The number of victims of ID fraud in the UK rose by a third in 2009 compared to the previous year, said the CIFAS.

According to research by the UK's Fraud Prevention Service, which was conducted for National Identity Fraud Prevention Week, ID theft is costing the UK £1.2bn a year.

The CIFAS also said account takeover, which sees cybercriminals hijack a victim's account and steal all their money, is the most popular form of ID fraud.

Life assistance company CPP says account takeover is responsible for 40 percent of all of the UK's ID theft.

"These figures are worrying and show that identity fraud in all its guises continues to be a serious threat," said Michael Lynch of CPP.

"It's vital that people remain alert and regularly check their banks statements for suspicious activity. The fact that fraudsters are targeting existing accounts in increasing numbers is a consequence of tighter lending and switching their criminal activities to existing account holders where credit is readily available."
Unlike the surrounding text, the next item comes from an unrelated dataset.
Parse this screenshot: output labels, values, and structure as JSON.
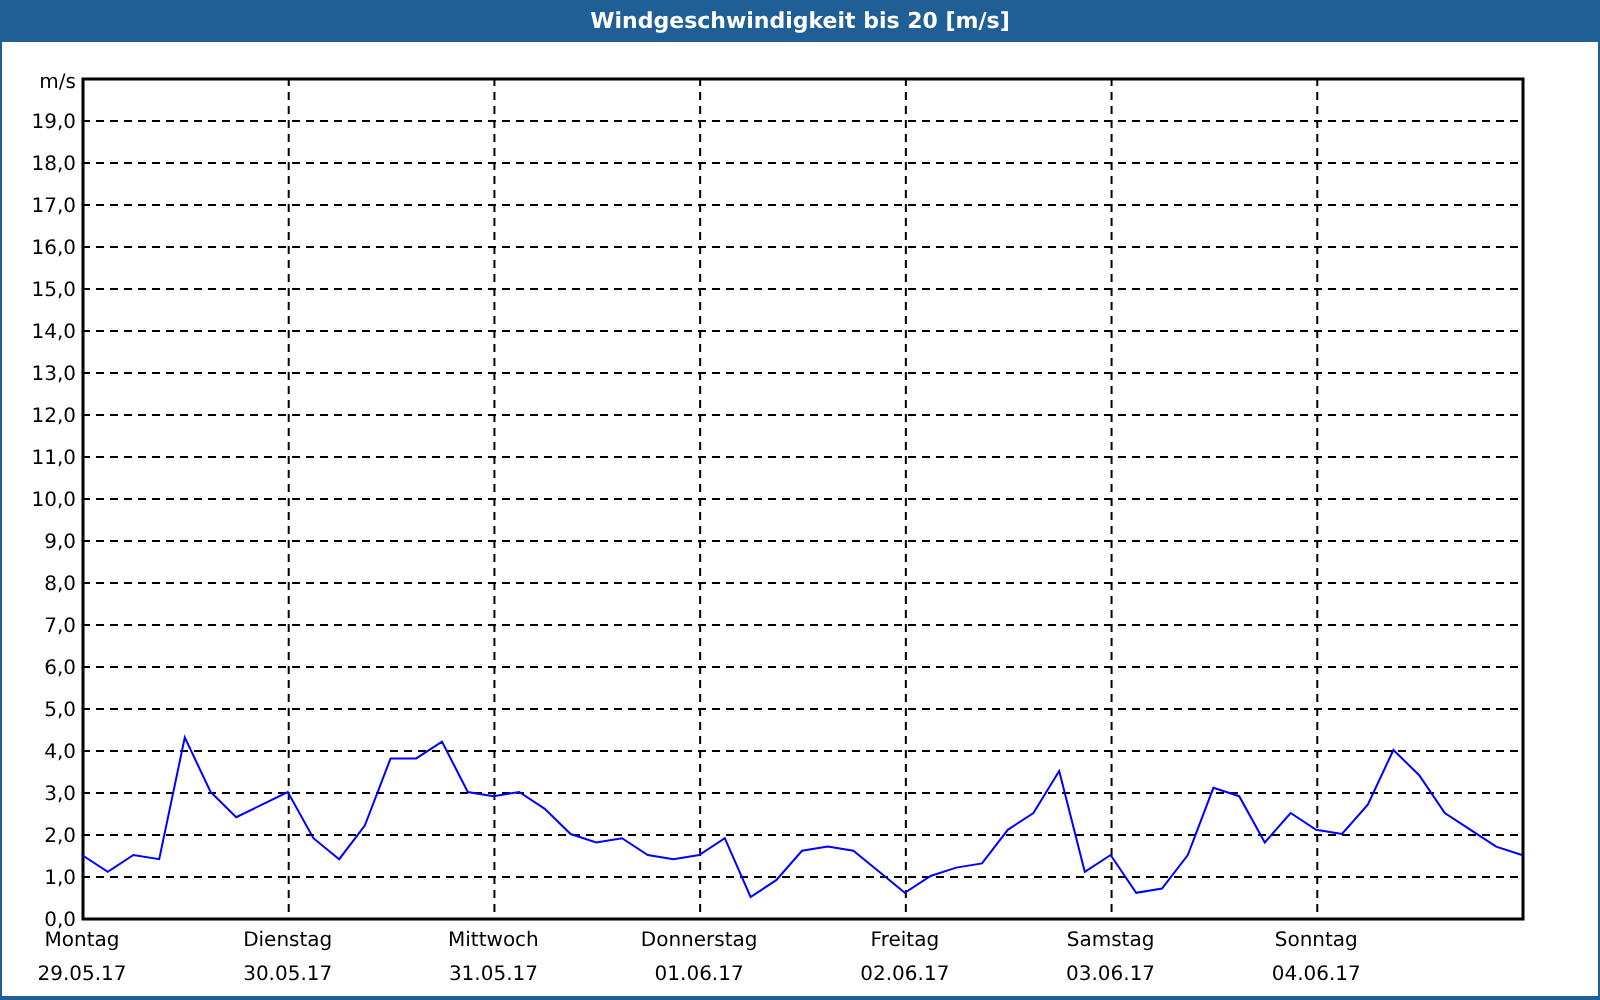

The research also revealed that nearly two thirds of consumers and a third of UK employees throw documents containing sensitive personal data straight into the bin, instead of shredding them first.

When it comes to UK businesses, nearly 75 percent of UK employees said they thought their company could do more to protect customers data, while 36 percent admitted they were unsure if their company had a policy on protecting sensitive data.

Only one in five consumers said they regularly check their credit card statements for unusual behaviour while less than half of Brits chase up expected mail which has not arrived.

"People are either naive or they continue to ignore the advice that could keep their identity, their finances and their reputation safe," said Tyron Hill, a spokesman for National Identity Fraud Prevention Week.

"Even simple steps, like thoroughly shredding any documents with your name and address on them, will help to minimise your exposure."